Ansar Ahmed Ullah
Contributing Editor, Shottobani
London: In early May, UN News published a special report highlighting the concerns being voiced by several leading UN officials over the legacy of what Andrew Gilmour, UN Assistant Secretary-General for Human Rights, described as a “frenzy of sexual violence”.
Members of the mainly-Muslim minority community began fleeing Myanmar’s Rakhine state last August following a military crackdown targeting extremists, during which homes were destroyed, men and boys killed, and countless women and girls raped.
On 19 June, the world marked the International Day for the Elimination of Sexual Violence in Conflict, and the UN been finding out how some of the survivors have been coping, now that dozens of children of rape have been born – and what UN agencies are doing to provide them with vital services and support.
“Sameera” (not her real name) is among the Rohingya refugees now sheltering in the crowded camps of the Cox’s Bazar region in south-eastern Bangladesh. The 17-year-old had only been married for a couple of months when her husband was killed. She was raped just days after his death, when three soldiers showed up at her door, together with two other Rohingya girls, who were also raped. “As I will give birth to the baby, he or she will be mine, no matter who the father is,” she told the UN Children’s Fund(UNICEF).

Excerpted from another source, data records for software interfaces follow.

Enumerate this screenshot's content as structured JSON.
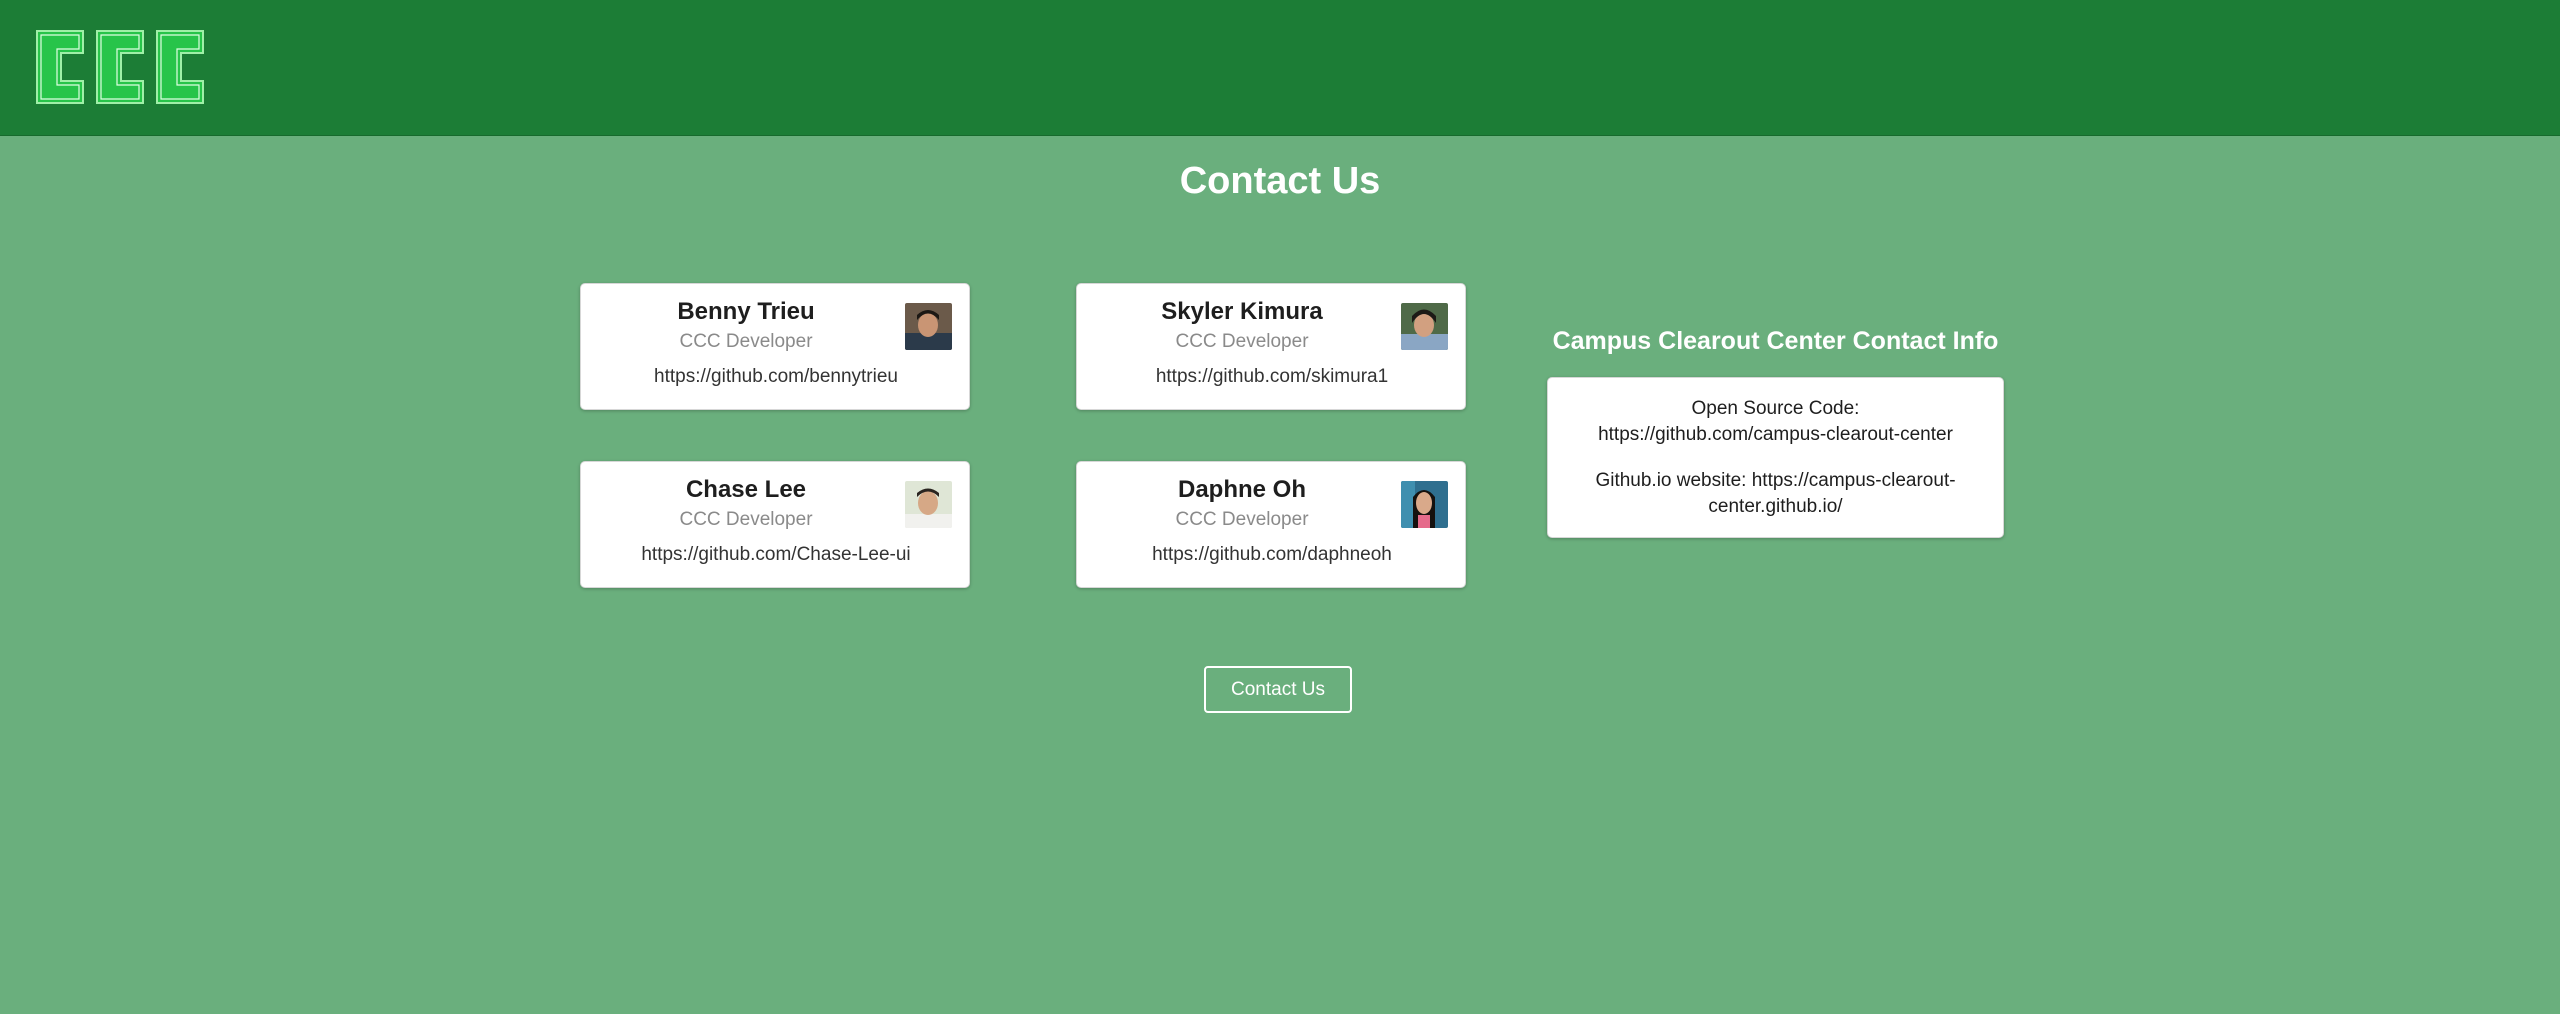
{
  "header": {
    "logo_text": "CCC"
  },
  "page_title": "Contact Us",
  "team": [
    {
      "name": "Benny Trieu",
      "role": "CCC Developer",
      "link": "https://github.com/bennytrieu",
      "avatar": "person-photo"
    },
    {
      "name": "Skyler Kimura",
      "role": "CCC Developer",
      "link": "https://github.com/skimura1",
      "avatar": "person-photo"
    },
    {
      "name": "Chase Lee",
      "role": "CCC Developer",
      "link": "https://github.com/Chase-Lee-ui",
      "avatar": "person-photo"
    },
    {
      "name": "Daphne Oh",
      "role": "CCC Developer",
      "link": "https://github.com/daphneoh",
      "avatar": "person-photo"
    }
  ],
  "contact_info": {
    "title": "Campus Clearout Center Contact Info",
    "lines": [
      "Open Source Code: https://github.com/campus-clearout-center",
      "Github.io website: https://campus-clearout-center.github.io/"
    ]
  },
  "contact_button_label": "Contact Us",
  "colors": {
    "header_bg": "#1c7d36",
    "page_bg": "#6aaf7d",
    "logo_green": "#2ecc4f"
  }
}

Since August, more than 16,000 babies have been born in the refugee camps, according to the UN agency. It is difficult to determine exactly how many were conceived through rape, said Pramila Patten, the Special Representative of the UN Secretary-General on Sexual Violence in Conflict. “You also have the stigma of a pregnancy as a result of rape which makes it very hard for women to come out openly with the fact of their pregnancy,” she told UN News last month, shortly after returning from a mission to the Kutupalong camp, one of the largest refugee camps in the world. “And in fact, there are many reports from local Rohingyas that many girls, especially young adolescents, are actually hiding the fact of their pregnancy and will never seek medical care, for example, for the delivery.”
UNICEF has collected testimonies from several women and girls like “Sameera,” whose children are among what UN Secretary-General António Guterres has called the “forgotten victims of war.” Conceived through conflict-related rape, these boys and girls grow up struggling with their identity or fall victim to stigma and shame. At the same time, their mothers are marginalized or even shunned by their communities.
For the past three years, the UN has designated 19 June as the International Day for the Elimination of Sexual Violence in Conflict to promote solidarity with survivors.
In Bangladesh, the arrival of the monsoon winds and rains just over a week ago is making life even more difficult for the Rohingya refugees and the humanitarians assisting them. More than 720,000 Rohingya have arrived in Cox’s Bazar as of the end of May, according to the UN refugee agency (UNHCR), joining some 200,000 others who had fled earlier waves of persecution and discrimination.
Since the start of the crisis, the UN Population Fund (UNFPA) has deployed 60 highly skilled midwives to the area who are also trained in clinical management of rape and family planning counselling. Nineteen women-friendly spaces have also been created in the camps.
UNFPA said key among “protection challenges” is scaling up assistance to survivors of gender-based violence, and other vulnerable populations, including through psychosocial support and counselling, and psychological first aid.
So far, 47,000 Rohingya mothers-to-be have received antenatal check-ups while 1,700 babies were safely delivered in clinics supported by the Fund.